December 8, 2012

Jump to: navigation, search

Gravity Worms

image by NASA/JPL-Caltech/CSM

Like every spacecraft mission that is an improved version of previous ones GRAIL was expected to refine gravity and crustal maps of the Moon and it has. But what is most exciting with all missions are the totally unexpected findings, and the most unique, thus far, from GRAIL is the discovery of deep linear gravity anomalies as shown at top in red (derived from the bottom left map). The bottom three balls show gravity gradients, mapping out places where the pull of gravity changes quickly over a small geographical area. Red lines are where gravity rapidly increases and blue where it decreases. The biggest gradients occur where large mascons and defcons (mass concentrations and mass deficiency concentrations) exist, which is around the edges of basins. So you can see in the bottom maps red and blue circles around South Pole - Aitken, Orientale, Imbrium and other basins. All the other squiggley lines are smaller anomalies, perhaps associated with craters. GRAIL scientists recognized that some of the linear gradient anomalies (here called worms) aren't associated with visible topography and in fact seem to be cut by even old landforms - the prize example is a worm that seems to be interupted by the ancient Crisium impact basin. For some reason only the west side of the Crisium worm is shown on the top image but both pieces are depicted on the bottom left ball near top left. The scientists propose that these long worms are dikes - sheets of magma intruded into the lower crust early in lunar history. Dikes intrude when there is an expansive tectonic environment, not a compressive one. So the proposal is that originally the lunar interior was cool but then was heated up causing expansion of the Moon's diameter by about 10 km. This led to the intrusion of dikes hundreds of kilometers long. Now some of these worms do look like real features but others don't seem different from many other wormlets that aren't identified as dikes. It will be interesting to see how this interpretation matures. I would imagine that these ancient dikes reached the surface and led to massive lava flows, perhaps accounting for putative pre-mare volcansim. As a side note, I wonder why the intensity (the depth of blue and red colors) of the worms on the left globe (centered at 90°E) is so much less than on the rest of the Moon.
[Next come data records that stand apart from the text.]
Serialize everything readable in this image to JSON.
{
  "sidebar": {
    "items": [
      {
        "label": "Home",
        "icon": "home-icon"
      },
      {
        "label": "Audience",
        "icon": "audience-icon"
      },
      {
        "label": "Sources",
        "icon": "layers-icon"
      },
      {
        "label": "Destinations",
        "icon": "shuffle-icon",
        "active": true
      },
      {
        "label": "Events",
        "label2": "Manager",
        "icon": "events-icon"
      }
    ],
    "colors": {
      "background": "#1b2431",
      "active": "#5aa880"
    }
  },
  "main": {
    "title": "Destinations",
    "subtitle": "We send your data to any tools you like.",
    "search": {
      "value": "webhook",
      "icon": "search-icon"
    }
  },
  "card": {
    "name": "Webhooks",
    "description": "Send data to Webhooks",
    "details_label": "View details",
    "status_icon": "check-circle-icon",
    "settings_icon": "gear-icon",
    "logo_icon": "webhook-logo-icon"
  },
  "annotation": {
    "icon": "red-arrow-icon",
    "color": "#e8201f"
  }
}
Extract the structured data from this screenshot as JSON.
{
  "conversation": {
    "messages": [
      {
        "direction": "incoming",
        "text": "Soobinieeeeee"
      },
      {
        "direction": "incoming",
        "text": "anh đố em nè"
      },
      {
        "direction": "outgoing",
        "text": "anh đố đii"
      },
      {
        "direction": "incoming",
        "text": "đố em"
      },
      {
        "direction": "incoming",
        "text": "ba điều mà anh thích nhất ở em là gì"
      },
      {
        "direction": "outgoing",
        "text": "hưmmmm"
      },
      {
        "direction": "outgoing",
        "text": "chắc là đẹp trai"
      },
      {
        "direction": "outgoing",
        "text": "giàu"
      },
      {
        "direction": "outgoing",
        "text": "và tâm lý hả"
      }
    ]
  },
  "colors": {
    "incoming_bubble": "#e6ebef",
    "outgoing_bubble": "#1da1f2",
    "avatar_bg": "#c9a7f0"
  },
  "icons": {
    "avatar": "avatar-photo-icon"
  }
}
Chuck Wood

Yesterday's LPOD: Spider Webs

Tomorrow's LPOD: Colorful Grimaldi


Register, Log in, and join in the comments.